This morning, Royal Dutch Shell (RDS.A) printed a number that was so far off the mark that it took you breath away. Same with Hess (HES) yesterday. And while both companies are walking away from less favorable economic prospects and cutting back fat, you have to understand that these two, Hess and Shell, actually made major sales of important properties before the decline. In fact, I can say confidently that the CEOs at Hess, John Hess, and Royal Dutch Shell, Ben Van Beurden, are either the smartest or the luckiest in the patch.
But it didn't matter. Nothing is going to spare the stocks of companies when earnings per share numbers come down, except when the numbers are cut so far that the companies either make those estimates or guide UP, not down. We are nowhere near that moment in time.
Now we know that at under $45 you can't start a new project in this country with any sort of return on investment that can justify the spending. You aren't going to drill for drilling's sake unless you have to because you have a "held by production" contract that says you must. What you will do is drill right around your most productive fields using fewer rigs and getting price concessions from the service companies to make it so the return on investment is actually a possibility.
The $45 figure is an aggregate figure. Obviously many of these oil companies have wells that can be dug that could come under that, especially with price breaks from the major service companies, which is why you keep seeing companies announce earnings, announce big capital expenditure cutbacks and yet, at the same time, announce production increases, thus sowing the seeds for their next quarter demise.
And remember, once an oil well is completed, it costs next to nothing to maintain it. The depletion of wells as a possible factor to buoy the price down the line is more than offset by the continued drilling that's going on right now. Supply is well in excess of demand, as we saw with the inventories yesterday, and that's not getting better. It's getting worse.
I think, though, a line's being drawn in the sand right now around the stocks. You see, even as oil has continued to plummet and is now down more than 50% from its highs and is back to the lows of the Great Recession, the stocks themselves have NOT taken out their lows that occurred Dec. 15, the day when the International Energy Agency reduced its global oil demand for 2015. If you remember, that was the so-called last straw moment when you realized that supply was -- and is going to still be ¿ ramped up, but demand was falling fast. Keep these figures in mind, though: the day that report was issued West Texas Intermediate was at $57, and Brent was at $61. Those seemed like hideous prices then; they now seem like windfalls.
If you go back to the charts of all of the oils, you will see something very interesting: that day marked what we thought was the bottom for every single major and large independent oil company.
Hess, which just reported its big miss, dropped only to $66 yesterday.
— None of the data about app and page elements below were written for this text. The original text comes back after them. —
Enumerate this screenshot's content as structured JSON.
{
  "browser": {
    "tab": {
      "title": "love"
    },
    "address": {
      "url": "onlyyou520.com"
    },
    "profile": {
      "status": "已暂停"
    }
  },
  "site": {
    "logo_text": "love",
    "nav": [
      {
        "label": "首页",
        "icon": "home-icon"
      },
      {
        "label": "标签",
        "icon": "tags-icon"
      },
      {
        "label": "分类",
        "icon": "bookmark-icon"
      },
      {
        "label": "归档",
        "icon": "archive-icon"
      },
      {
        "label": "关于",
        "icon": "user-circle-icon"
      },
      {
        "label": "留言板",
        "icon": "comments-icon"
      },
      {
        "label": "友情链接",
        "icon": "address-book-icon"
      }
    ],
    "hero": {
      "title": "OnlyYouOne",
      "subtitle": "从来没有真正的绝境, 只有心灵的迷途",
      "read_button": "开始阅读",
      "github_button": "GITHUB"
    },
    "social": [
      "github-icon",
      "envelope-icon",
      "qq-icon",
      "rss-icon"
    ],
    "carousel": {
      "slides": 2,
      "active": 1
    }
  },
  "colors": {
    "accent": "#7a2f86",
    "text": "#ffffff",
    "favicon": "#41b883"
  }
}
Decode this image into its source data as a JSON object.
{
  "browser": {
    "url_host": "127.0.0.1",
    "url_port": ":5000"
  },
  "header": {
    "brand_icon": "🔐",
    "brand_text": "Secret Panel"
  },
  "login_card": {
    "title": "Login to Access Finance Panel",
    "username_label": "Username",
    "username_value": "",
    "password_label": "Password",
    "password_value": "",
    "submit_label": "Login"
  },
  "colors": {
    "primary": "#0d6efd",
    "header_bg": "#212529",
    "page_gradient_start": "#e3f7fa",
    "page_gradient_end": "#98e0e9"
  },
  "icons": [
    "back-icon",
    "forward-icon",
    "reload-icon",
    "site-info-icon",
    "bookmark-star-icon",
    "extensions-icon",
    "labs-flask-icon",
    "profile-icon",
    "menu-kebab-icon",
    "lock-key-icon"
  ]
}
It had traded down to $65 Dec. 15th, before bouncing to $75. Royal Dutch Shell, today's disaster du jour, traded to $60 before bouncing to $69. Will it take out $60 today?
How about these others?
Exxon (XOM), for example, on that day traded down to $86. It then rallied to $94 and has now come down to $87. Chevron (CVX), which reports Friday, collapsed to $100 that day, then rallied to $114 before retracing down to $103. Conoco (COP) hit $61 that day then bounced to $73 and is now at $62. The lower-quality Marathon (MRO) hit $24, then vaulted to $29 and is now at $25.
Even the big independents, which seem to have been hit so hard, haven't taken out these prices yet. Continental (CLR), where CEO Harold Hamm took off those hedges in the $80s, saw its stock hit $30 before bouncing to $45 and then going to $43. Pioneer (PXD) went as low as $130 that day before bouncing to $153 and coming back to $144. Anadarko (APC), $72 that day, bounces to $84 and then comes back to $79.
So now here we are. Oil is twelve bucks below a bottom. And we are now seeing the earnings. I think that the Dec. 15 low and its subsequent bounce lulled many into thinking that we had seen a bottom. If we take out these Dec. 15 low prices, I think we have a substantial drop ahead, and it might just happen as Royal Dutch and Hess show us that the estimate cuts just haven't been deep enough.
Today's the day we learn the truth about that Dec. 15th "low."
Can the market handle it? We won't have long to find out. They either hold today or tomorrow, when Chevron reports and numbers get cut, or they go the way of the oil service and rig companies, which are way ahead of them on the downside.
I think the lows get tested. I don't think they hold.